The Big Picture: Measuring Efforts to Build Resilience
“Resilience isn’t an outcome,” said Greg Collins, USAID Resilience Coordinator, at a recent Wilson Center event on measuring resilience; it is “the ability to manage adversity and change without compromising future well-being.” The wide array of individual factors that contribute to building resilience — ranging from livestock insurance and microsavings, to risk tolerance and women’s decision-making — can be challenging to measure individually, let alone in concert. But this assessment is essential for designing and implementing successful development projects: “We have to be able to answer the question: Is this building resilience, yes or no?” said Cornell University’s Chris Barrett.
Counting Social Capital: Measuring the Social and Behavioral Factors Behind Resilience
Resilience can be “building back better,” but it can also simply be a lack of negative outcomes, which makes it hard to measure in the same way as other development goals, such as access to clean water or energy. Some traditional indicators — household income level, disaster preparedness and access to formal safety nets — can be useful ways to measure resilience. But development practitioners can learn more about resilience by measuring the psychological and social factors that underlie it.
Resilience is not strictly response to large stressors and shocks; it is also how people handle a series of “idiosyncratic shocks — a health crisis within an individual household or a loss of a wage earner,” said Collins, “that are just as important to people’s ability to withstand shocks and stresses as big droughts.” Thus, assessing the psycho-social dynamics within households is critical. “It is about people’s capacities and empowering people to make choices; and it is why things like social capital and aspiration matter so much,” added Collins.

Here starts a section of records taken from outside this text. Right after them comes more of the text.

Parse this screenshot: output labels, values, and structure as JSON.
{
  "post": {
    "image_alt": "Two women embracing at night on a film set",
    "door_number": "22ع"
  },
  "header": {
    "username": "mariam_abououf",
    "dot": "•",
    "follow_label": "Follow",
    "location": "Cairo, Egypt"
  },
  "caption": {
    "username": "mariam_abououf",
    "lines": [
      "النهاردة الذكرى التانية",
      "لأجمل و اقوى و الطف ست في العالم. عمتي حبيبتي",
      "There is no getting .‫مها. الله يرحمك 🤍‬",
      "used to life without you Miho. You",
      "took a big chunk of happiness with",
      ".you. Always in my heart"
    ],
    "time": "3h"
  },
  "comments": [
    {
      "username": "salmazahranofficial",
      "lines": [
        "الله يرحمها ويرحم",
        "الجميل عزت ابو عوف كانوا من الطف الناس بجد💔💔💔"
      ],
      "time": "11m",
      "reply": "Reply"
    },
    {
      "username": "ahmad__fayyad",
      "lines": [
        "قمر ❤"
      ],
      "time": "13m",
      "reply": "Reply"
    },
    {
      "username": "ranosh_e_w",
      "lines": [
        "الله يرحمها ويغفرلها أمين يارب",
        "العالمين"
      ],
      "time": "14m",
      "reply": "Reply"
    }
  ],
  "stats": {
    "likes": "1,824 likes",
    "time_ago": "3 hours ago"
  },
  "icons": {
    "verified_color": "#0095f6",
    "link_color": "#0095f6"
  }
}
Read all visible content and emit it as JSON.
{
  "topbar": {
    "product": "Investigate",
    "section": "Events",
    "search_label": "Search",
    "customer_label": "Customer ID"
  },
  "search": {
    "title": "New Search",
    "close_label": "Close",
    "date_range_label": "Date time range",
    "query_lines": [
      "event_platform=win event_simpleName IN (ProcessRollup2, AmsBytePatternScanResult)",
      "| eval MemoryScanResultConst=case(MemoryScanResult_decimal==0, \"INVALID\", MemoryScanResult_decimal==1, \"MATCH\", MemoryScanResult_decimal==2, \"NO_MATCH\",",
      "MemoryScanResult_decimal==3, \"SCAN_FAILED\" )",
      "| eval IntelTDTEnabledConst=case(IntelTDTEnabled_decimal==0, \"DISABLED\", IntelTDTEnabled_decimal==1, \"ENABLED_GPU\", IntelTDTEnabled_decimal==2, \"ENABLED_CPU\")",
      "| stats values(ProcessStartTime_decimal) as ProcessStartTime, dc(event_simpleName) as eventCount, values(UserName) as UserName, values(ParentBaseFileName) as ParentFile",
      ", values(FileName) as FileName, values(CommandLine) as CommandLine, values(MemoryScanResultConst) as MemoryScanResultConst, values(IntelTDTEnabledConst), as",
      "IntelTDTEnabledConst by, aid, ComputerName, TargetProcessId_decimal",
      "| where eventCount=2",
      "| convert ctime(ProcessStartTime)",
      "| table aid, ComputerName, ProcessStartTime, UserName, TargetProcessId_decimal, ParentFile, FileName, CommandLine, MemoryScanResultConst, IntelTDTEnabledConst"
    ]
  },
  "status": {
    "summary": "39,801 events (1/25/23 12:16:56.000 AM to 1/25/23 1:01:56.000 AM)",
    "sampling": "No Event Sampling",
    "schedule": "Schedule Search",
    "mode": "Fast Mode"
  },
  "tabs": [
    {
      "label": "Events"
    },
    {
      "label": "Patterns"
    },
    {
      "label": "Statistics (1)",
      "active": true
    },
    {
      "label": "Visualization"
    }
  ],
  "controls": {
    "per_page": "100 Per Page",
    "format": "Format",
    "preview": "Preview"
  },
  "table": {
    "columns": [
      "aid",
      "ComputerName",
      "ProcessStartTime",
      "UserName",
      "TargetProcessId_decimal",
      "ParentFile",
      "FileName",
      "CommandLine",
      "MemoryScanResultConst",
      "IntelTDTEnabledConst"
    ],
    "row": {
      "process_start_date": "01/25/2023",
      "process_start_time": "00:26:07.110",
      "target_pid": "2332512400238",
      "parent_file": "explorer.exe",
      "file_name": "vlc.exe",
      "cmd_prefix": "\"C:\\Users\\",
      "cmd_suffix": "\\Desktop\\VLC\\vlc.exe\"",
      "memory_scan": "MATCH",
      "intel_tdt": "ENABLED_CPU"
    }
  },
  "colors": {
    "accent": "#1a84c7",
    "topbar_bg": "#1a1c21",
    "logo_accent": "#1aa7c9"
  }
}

“Of all of our findings, social capital has always turned out to be an important factor that explains households’ abilities to recover… [and] maintain higher levels of food security outcomes after being exposed to shocks,” said Mark Langworthy from TANGO International. Social capital is “the quantity and quality of social resources, networks, memberships and groups,” said Nancy Mock, from Tulane University, that enable people to “absorb, adapt and transform in the face of shocks.”
According to Mock, social capital has three aspects:
- bonding within communities;
- bridging between communities; and,
- linking communities vertically with higher-level authorities.
This “bonding-bridging-linking” sequence is key to developing effective capacities for community and household-level resilience.
However, Langworthy suggested that social capital does have its limits: TANGO International’s work in Ethiopia found that “social capital does help households respond to the shocks, but…over time, that social capital erodes.”
It is also important to measure key psychological traits, including aspiration, self-efficacy and the confidence to adapt. We must understand and generate evidence of “the behavioral factors that are making a difference in resilience,” said Mock.
Women’s Empowerment: A Powerful Force of Resilience
Women’s empowerment is a “strategic source of resilience,” said Mock. Women’s empowerment can be measured by assessing a woman’s ability to participate in community activities, her decision-making power and her mobility, said Langworthy. Through its household monitoring, TANGO International has found that women’s empowerment plays a strong role in recovery and transformation processes.
CARE has developed a Gender-Sensitive Climate Vulnerability and Capacity Analysis to quantify the effects of climate change on young girls as compared to young boys. “CARE now uses markers to measure along a scale from harmful to transformative [for] how well our programs increase gender equity,” said Mara Russell of CARE, “and we are moving in the direction of that in terms of resilience as well.”
Evaluating the effects of microsavings groups, such as CARE’s Village Savings & Loans Associations, may also help in the quest to quantify women’s independence. In Mali and Somalia, for example, these groups had “a very catalytic effect” on women’s resilience, said Mock, by giving women a space to take their finances into their own hands and develop financial safety nets for themselves.
An evaluation of a USAID Feed the Future project in Ethiopia found that following education on safety nets, “men and women increased inclusive decision-making and were more likely to plan together for droughts,” said Russell. “When men listened to their wives, this helped them to be more resilient.”
Challenges Moving Forward
“I do hope that one of the takeaways for people today is how far we’ve come on resilience measurement,” said Collins. But despite great strides in understanding the traditional and non-traditional factors that contribute to resilience, developing the tools to quantitatively measure this qualitative concept remains a challenge.
Looking forward, the effort to measure resilience will also help increase it: “If we can measure these elements, they take on new meanings,” said Russell. “It creates more of a rationale for people, households and NGOs to address them, and it raises the attention of policy makers.”
Author, Yuval Cohen, Wilson Center's Maternal Health Initiative